● **Exercise description**
If a line below contains the string "data", copy it out.
---- Task inputs
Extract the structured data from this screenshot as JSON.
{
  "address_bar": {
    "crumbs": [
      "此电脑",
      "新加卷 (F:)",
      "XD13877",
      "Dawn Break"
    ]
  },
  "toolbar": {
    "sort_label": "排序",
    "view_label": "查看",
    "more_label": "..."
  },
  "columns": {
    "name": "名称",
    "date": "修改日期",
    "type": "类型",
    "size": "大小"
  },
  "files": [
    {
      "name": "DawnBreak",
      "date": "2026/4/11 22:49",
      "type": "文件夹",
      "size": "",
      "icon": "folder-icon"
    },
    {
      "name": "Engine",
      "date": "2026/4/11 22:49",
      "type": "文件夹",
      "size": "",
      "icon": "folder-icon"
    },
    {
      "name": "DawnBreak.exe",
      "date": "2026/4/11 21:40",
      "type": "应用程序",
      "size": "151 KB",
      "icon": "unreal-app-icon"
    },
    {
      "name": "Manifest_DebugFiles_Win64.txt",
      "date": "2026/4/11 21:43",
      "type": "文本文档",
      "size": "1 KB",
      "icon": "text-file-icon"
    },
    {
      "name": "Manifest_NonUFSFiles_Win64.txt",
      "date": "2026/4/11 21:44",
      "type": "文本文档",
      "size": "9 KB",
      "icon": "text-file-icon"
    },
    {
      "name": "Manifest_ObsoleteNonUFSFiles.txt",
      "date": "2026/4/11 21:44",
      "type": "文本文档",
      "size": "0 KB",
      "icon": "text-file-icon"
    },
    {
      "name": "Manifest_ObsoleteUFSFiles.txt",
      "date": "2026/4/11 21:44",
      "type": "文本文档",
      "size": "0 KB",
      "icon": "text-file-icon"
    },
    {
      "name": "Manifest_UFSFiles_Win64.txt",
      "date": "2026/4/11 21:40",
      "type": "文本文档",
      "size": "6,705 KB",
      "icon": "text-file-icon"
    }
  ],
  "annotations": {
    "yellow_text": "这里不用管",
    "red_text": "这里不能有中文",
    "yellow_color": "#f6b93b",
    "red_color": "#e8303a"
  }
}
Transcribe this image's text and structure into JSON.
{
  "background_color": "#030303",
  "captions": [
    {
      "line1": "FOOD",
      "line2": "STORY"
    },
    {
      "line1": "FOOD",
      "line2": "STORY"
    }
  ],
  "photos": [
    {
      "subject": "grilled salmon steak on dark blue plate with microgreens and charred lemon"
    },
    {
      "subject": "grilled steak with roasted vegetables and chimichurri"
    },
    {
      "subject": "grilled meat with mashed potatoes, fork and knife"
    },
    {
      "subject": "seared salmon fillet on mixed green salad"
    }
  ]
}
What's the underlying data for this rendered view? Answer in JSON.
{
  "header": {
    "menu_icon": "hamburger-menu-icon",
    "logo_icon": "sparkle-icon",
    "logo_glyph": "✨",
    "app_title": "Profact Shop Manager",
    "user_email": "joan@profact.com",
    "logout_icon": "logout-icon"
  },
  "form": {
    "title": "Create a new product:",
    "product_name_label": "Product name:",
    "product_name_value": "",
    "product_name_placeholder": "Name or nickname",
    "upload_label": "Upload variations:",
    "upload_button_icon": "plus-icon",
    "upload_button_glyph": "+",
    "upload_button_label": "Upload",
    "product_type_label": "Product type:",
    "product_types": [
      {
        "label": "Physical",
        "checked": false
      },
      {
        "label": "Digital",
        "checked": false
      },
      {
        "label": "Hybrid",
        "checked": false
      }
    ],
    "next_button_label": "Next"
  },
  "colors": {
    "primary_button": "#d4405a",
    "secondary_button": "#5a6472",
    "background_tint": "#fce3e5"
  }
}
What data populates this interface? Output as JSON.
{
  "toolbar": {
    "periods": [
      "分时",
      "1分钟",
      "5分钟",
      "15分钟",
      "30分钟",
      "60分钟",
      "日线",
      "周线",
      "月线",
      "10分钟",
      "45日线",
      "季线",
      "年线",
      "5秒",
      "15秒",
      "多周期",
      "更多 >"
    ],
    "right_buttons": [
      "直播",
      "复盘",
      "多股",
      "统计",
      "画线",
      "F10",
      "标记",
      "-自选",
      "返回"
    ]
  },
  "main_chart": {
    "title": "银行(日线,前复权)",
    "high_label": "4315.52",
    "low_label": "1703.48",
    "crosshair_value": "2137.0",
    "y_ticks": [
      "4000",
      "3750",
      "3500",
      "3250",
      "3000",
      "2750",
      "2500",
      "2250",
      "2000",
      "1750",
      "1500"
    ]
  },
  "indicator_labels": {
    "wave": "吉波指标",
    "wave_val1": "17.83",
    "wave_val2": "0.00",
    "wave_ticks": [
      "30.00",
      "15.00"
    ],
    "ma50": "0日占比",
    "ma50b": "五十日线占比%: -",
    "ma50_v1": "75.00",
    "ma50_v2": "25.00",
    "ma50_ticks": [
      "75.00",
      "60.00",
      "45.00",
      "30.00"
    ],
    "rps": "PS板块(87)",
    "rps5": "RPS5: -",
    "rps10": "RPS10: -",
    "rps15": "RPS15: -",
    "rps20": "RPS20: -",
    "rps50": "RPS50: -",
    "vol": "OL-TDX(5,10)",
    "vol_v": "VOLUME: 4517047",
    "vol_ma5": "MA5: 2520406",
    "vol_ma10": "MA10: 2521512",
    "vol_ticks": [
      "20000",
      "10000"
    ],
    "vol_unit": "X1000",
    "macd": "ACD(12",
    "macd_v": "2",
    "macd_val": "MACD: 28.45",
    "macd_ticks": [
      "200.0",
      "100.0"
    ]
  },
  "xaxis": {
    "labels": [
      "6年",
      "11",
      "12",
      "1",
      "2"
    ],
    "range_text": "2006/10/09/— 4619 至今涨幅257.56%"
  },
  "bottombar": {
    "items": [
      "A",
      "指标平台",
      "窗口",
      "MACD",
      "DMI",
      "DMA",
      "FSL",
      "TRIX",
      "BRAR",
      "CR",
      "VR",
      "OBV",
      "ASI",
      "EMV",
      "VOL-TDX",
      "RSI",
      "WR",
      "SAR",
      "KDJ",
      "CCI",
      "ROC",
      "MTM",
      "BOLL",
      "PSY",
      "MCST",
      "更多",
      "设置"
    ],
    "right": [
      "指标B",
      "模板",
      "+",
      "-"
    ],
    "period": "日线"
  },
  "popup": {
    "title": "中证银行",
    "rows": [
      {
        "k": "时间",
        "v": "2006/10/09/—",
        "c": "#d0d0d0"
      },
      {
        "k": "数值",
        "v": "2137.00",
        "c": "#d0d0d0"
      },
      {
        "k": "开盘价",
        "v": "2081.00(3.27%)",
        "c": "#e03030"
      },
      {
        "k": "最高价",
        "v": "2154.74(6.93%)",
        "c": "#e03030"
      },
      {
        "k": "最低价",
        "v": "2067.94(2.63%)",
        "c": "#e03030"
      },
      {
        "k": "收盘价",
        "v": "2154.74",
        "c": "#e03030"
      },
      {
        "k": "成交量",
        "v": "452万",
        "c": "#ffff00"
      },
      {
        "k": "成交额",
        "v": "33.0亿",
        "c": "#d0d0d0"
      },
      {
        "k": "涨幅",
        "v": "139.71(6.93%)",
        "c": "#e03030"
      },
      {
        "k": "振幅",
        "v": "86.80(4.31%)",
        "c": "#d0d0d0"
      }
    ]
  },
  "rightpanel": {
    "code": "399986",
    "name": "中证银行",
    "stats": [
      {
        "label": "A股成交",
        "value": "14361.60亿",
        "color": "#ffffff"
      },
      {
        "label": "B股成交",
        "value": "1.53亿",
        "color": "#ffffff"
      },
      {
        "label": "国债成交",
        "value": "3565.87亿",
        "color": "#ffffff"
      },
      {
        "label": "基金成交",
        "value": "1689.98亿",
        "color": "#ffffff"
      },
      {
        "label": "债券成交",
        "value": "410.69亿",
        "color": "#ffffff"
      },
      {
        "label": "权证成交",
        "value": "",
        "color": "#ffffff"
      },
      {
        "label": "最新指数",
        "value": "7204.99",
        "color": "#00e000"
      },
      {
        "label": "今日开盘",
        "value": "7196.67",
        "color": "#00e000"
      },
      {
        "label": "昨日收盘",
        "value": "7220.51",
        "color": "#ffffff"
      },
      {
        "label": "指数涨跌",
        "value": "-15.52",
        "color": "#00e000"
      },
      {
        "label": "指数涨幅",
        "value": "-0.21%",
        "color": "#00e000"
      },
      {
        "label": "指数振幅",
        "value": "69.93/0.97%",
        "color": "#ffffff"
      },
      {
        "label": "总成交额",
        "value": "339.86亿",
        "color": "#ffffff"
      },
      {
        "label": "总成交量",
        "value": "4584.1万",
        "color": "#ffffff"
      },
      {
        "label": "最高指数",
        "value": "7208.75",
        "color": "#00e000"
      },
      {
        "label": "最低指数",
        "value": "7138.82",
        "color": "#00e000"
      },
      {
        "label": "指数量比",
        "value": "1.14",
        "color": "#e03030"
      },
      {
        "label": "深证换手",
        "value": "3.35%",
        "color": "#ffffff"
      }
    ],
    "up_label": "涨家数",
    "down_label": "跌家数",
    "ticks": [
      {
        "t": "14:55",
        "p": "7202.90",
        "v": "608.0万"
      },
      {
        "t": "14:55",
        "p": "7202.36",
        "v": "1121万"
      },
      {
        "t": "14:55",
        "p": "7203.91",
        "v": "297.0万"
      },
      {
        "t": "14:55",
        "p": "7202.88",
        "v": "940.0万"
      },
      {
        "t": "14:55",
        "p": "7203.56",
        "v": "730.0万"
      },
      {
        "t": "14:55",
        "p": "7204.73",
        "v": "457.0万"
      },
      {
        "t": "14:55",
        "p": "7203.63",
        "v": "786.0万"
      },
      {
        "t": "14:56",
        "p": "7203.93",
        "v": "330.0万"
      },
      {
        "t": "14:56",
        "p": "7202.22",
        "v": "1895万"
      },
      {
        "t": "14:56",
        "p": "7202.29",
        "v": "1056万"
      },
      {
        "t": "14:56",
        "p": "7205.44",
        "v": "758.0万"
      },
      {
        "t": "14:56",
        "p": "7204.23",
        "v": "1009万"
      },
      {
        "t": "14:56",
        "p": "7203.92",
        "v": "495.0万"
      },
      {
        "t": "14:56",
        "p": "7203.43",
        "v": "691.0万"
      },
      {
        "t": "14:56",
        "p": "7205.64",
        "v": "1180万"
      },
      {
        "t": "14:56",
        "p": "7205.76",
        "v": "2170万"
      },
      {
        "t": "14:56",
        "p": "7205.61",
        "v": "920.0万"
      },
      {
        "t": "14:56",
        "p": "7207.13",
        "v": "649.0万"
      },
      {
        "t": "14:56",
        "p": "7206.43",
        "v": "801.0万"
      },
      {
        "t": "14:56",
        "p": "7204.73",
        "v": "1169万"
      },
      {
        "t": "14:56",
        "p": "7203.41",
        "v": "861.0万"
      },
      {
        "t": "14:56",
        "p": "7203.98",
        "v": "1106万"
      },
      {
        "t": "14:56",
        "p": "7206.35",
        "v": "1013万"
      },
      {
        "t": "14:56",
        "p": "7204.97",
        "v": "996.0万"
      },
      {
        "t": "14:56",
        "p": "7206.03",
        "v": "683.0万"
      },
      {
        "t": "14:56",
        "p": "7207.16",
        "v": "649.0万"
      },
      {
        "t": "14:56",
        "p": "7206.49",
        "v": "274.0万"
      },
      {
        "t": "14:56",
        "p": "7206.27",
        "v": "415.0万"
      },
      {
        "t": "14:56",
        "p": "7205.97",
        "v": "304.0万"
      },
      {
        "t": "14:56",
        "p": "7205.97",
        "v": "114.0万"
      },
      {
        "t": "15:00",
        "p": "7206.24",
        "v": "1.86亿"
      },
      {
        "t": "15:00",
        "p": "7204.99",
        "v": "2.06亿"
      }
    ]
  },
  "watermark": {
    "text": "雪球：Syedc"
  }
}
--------
● **Completed task**
Extract the structured data from this screenshot as JSON.
What's the underlying data for this rendered view? Answer in JSON.
What data populates this interface? Output as JSON.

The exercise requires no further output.